Fonterra fronts up over China milk scandal
Fonterra has conceded that there are "management issues" with its Chinese joint venture partner, SanLu, which is embroiled in a killer milk powder scandal.
The New Zealand dairy giant insisted yesterday that it tried to "do the right thing" despite SanLu knowing six months ago that babies were becoming sick as a result of drinking infant formula containing melamine - a chemical banned from food.
Fonterra, which owns 43 per cent of SanLu and has three directors on its board, also knew of the contamination for six weeks before a public recall, which began only after the New Zealand Government blew the whistle.
"You want the children to get better, you hope the children will get better ... You just pray that they get better," Fonterra chief executive Andrew Ferrier said. "This is an ethical issue of doing the right thing."
A third child died yesterday and the number of sick children grew fivefold to more than 6200. Chinese state-run media announced late yesterday that 21 more companies were found producing milk powder tainted with melamine.
Prime Minister Helen Clark said the Government alerted the Chinese Government as soon as it became aware of the contamination, which she said had been "covered up" by local authorities.
"We couldn't have it on our conscience that this was not being brought to the attention of the Chinese authorities in order for them to do something about it."
At a press conference in Auckland yesterday, Mr Ferrier said he was "absolutely demoralised" by the "tragic incident", but defended the decision to keep the scandal under wraps for six weeks.
Fonterra first learned of the problems on August 2, he said, and the company initially wanted to use influence and work inside the Chinese system to get the product recalled as fast as possible.
He was "hugely relieved" when, after six weeks, they secured a public recall.
Mr Ferrier defended the cooperative for not testing for melamine and said it was victim of a "criminal contaminant".
"So, yes, Fonterra missed testing for melamine; so did everybody else. That happens to food companies, it's a tragedy. If there was anything we could have done to prevent it, we wish as sure as hell we did."
Earlier, a Fonterra spokesman admitted the situation had raised "governance and management" issues.
Hebei provincial health authorities had done three separate tests, which all turned out negative for product-quality issues. "SanLu, as a precaution, decided to institute its own tests and in early August detected melamine in the product. They then informed the board and a trade recall was implemented."
All production at SanLu, the largest producer of infant milk powder in China, has been halted.
Fonterra may also be liable to refund customers and provide compensation. Under Chinese law, victims of unsafe products are allowed to sue the manufacturer or the retailer for compensation.

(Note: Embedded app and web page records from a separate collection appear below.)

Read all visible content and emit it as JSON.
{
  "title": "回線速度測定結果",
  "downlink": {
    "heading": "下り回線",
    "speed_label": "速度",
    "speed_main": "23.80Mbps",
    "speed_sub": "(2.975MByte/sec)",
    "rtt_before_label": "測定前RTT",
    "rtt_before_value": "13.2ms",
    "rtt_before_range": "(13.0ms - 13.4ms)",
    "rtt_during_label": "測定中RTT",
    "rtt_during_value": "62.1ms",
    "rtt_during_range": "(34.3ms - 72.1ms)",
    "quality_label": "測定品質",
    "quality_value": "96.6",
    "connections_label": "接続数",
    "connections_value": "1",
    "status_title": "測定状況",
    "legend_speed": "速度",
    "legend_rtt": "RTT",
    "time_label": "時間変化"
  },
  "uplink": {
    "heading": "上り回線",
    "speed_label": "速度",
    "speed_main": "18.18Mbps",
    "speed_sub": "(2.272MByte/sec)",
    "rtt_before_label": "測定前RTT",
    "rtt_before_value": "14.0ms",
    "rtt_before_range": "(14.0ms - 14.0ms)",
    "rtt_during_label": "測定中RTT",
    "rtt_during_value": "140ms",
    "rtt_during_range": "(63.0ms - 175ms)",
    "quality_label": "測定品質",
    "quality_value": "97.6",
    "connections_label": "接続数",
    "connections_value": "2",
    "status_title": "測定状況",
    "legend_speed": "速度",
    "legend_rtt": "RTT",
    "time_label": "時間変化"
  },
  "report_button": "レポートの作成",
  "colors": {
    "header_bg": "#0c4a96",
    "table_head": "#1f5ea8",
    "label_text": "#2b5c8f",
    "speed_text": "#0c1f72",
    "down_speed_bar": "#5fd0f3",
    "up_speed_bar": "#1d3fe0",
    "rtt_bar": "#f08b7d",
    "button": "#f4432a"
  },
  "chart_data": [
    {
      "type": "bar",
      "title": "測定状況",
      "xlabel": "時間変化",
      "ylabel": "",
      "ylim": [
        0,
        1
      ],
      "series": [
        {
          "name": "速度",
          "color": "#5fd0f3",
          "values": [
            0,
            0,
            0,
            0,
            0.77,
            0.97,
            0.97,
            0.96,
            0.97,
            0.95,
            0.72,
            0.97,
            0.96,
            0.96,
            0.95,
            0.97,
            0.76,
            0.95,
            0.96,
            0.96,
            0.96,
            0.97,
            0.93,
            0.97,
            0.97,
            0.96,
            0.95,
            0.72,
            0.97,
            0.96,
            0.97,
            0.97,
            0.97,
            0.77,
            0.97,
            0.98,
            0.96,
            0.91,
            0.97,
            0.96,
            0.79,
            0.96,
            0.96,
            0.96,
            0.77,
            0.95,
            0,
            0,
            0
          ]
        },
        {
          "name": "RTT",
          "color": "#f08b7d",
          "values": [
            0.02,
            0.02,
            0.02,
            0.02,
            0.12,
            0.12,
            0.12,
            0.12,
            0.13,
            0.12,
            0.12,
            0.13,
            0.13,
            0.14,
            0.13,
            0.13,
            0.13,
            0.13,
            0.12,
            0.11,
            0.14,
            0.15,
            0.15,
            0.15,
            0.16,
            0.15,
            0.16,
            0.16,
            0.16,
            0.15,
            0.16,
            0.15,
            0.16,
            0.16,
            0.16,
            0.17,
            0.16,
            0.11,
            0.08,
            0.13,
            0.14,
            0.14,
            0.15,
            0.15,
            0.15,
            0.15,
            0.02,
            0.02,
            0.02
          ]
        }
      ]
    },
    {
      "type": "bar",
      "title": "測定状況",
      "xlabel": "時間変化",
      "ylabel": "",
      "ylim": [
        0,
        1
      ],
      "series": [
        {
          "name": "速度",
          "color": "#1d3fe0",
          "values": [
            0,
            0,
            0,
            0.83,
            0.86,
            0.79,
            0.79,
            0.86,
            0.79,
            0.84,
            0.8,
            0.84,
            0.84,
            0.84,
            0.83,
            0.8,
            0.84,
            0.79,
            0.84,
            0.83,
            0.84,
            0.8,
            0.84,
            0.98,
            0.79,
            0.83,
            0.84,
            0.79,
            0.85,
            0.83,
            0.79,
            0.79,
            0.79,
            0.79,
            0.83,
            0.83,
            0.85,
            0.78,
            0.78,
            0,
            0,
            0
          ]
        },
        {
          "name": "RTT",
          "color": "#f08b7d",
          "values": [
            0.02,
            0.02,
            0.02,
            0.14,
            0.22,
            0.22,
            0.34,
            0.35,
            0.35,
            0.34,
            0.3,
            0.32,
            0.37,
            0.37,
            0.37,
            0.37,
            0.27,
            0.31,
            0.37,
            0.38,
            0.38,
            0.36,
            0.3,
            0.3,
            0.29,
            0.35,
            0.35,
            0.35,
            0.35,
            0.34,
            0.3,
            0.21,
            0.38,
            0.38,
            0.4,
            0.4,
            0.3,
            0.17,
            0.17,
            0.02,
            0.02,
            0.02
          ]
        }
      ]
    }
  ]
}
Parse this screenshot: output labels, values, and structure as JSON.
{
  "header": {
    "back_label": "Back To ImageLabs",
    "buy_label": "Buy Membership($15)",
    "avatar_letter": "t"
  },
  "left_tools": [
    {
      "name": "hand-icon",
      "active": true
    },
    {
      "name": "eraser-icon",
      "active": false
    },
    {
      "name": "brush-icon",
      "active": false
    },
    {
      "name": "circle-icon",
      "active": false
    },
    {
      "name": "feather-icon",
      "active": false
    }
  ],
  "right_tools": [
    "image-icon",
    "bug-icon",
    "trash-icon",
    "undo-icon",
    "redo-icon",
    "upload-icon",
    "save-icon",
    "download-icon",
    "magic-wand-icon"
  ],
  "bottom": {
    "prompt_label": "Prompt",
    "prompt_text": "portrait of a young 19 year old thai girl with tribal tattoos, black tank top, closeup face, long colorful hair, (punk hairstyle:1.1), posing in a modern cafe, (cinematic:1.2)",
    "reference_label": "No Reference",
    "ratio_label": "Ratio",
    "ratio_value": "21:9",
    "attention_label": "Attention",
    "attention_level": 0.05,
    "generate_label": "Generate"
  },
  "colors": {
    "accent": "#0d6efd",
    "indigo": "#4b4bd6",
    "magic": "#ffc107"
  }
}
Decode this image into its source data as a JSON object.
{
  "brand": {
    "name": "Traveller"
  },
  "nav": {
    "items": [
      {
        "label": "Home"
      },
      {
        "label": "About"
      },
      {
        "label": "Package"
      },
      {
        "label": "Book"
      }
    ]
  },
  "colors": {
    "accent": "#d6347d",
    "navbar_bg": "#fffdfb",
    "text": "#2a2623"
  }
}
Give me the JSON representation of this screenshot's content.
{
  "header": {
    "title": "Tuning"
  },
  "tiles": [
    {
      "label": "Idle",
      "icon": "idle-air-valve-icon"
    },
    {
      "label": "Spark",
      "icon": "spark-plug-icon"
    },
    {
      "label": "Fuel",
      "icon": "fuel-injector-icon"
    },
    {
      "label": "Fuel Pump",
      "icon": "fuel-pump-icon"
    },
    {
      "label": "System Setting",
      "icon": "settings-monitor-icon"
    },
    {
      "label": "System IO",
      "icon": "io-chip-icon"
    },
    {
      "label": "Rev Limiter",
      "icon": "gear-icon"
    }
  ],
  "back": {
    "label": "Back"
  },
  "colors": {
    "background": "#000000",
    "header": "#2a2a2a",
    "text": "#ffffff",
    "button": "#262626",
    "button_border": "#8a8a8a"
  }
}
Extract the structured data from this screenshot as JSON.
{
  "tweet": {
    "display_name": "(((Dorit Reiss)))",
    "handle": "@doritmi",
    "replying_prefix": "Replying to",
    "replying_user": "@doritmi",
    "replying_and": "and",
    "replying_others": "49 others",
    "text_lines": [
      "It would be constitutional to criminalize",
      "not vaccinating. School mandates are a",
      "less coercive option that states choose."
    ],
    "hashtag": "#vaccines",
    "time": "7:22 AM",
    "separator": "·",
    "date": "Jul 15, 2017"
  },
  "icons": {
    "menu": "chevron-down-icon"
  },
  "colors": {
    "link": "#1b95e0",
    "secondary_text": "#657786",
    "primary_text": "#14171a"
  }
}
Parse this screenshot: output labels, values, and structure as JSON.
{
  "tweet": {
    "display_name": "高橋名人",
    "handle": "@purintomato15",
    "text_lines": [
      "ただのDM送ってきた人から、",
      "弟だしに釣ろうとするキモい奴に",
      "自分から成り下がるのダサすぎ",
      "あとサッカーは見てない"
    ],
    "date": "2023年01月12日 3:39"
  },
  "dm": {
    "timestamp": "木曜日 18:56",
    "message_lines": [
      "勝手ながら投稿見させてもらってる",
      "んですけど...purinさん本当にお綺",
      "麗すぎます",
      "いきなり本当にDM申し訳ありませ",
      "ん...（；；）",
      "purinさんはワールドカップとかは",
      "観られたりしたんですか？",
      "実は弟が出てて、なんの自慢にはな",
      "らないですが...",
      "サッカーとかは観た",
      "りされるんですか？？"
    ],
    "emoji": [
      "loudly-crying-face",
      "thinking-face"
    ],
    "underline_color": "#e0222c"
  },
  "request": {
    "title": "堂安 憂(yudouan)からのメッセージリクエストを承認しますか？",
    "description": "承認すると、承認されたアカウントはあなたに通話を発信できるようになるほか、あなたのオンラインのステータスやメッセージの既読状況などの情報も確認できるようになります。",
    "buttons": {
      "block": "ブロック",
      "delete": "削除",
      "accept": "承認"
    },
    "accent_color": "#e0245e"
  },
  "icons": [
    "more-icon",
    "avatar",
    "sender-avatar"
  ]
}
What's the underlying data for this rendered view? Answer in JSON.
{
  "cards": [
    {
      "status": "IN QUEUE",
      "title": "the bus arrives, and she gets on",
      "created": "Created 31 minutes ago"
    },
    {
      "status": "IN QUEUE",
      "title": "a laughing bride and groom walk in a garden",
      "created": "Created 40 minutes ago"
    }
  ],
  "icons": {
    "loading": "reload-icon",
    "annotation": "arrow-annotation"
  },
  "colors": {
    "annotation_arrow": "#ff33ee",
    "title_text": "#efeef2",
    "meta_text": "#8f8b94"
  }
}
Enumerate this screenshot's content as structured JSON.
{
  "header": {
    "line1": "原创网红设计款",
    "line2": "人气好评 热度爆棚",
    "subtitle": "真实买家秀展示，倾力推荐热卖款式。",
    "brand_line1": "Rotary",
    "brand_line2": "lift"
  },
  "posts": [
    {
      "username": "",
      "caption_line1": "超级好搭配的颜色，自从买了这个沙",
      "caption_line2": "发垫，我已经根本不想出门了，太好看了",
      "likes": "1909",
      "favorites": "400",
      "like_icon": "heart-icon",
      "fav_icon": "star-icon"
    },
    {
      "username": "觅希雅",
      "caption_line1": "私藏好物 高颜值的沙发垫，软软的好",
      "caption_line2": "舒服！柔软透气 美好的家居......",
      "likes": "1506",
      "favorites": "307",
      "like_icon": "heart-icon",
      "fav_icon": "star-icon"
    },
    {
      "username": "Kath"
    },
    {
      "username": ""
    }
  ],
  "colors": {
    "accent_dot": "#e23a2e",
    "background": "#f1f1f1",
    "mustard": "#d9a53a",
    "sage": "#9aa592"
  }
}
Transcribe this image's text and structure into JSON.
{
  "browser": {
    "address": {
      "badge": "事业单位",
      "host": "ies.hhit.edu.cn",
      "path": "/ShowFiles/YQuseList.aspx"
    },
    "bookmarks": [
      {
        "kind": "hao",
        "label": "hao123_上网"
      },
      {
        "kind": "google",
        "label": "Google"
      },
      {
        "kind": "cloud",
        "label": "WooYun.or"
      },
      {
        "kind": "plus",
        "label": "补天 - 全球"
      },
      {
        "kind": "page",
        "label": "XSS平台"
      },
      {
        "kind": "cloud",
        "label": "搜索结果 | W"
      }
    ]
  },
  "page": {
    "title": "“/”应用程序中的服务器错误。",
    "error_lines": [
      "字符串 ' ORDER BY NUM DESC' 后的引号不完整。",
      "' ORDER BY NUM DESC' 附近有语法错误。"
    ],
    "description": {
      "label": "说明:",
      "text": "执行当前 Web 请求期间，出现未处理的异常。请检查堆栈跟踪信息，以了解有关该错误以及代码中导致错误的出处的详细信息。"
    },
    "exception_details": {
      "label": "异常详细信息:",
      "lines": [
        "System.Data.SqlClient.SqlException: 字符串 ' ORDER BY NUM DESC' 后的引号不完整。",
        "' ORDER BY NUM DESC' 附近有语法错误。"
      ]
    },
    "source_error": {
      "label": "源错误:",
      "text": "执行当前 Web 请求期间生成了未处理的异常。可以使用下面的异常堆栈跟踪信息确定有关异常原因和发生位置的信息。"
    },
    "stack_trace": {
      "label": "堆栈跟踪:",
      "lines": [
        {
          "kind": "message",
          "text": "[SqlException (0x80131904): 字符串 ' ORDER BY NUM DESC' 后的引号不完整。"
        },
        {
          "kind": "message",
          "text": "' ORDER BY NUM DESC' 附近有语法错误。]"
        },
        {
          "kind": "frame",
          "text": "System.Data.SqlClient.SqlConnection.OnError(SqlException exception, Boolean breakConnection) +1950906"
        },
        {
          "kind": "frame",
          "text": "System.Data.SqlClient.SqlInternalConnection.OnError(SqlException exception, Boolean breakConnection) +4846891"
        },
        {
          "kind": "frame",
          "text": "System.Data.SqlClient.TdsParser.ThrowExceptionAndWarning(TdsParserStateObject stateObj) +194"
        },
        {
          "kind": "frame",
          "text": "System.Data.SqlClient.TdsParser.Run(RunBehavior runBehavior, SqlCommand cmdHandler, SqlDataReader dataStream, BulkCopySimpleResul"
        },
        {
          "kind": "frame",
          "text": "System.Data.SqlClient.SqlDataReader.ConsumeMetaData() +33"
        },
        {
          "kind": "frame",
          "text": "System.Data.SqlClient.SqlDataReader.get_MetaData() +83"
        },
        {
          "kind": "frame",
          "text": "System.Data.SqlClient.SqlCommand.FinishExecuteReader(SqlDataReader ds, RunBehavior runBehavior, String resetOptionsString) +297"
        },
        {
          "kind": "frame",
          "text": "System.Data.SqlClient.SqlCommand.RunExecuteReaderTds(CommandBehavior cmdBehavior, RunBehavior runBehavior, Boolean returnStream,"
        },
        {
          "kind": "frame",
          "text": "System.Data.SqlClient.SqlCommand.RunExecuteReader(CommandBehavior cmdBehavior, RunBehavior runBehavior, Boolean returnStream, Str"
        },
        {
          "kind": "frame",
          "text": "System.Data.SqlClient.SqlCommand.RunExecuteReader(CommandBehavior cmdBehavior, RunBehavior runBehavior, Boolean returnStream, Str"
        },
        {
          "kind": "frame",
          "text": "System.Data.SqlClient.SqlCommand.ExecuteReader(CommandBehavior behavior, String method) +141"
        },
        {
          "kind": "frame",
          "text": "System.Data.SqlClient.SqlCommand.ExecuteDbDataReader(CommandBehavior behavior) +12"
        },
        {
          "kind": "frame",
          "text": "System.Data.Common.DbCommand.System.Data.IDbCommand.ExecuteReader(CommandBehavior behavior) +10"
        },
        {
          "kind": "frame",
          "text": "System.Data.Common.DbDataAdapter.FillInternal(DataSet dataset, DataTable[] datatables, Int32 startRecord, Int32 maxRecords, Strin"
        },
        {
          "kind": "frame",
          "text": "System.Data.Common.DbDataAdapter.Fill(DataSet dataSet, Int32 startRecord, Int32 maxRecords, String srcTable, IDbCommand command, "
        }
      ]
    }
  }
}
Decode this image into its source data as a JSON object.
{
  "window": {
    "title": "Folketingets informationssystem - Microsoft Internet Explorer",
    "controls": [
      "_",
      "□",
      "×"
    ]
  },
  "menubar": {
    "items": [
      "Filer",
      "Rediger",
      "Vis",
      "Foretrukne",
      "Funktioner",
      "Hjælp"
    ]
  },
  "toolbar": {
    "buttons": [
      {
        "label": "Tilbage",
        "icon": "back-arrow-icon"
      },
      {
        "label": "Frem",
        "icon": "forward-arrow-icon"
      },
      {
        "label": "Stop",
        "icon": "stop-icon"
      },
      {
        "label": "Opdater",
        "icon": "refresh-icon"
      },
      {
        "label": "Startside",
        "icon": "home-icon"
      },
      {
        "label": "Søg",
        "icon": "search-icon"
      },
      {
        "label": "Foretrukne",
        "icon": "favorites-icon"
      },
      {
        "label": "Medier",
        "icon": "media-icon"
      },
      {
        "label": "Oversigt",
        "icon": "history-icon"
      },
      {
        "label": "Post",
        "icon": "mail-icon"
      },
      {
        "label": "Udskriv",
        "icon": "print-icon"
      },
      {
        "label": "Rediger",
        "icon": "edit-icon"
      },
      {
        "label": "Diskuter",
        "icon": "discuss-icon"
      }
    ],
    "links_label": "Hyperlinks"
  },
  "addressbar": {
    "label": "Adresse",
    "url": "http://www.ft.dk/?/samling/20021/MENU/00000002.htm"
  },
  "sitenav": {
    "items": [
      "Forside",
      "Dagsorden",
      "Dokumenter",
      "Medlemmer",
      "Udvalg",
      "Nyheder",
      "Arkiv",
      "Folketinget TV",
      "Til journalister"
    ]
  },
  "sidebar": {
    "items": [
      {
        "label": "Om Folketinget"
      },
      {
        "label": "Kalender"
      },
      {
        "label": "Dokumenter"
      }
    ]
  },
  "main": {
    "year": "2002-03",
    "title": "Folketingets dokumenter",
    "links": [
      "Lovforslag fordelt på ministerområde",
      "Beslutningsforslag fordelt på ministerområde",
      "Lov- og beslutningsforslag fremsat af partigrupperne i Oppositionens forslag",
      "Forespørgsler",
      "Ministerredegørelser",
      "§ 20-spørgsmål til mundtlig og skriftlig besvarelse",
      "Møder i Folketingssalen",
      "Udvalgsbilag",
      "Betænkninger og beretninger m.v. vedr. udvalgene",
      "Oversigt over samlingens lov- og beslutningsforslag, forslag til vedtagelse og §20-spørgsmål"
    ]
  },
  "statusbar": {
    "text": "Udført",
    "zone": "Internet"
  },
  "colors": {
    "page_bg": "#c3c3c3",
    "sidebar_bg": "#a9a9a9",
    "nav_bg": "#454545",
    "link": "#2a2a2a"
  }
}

"We've got to find out how this works in the Chinese system and see how we can help," Mr Ferrier said.
Fonterra is voluntarily recalling a batch of its own branded prenatal milk, Anmum Materna, which was made under licence by SanLu.
- The Dominion Post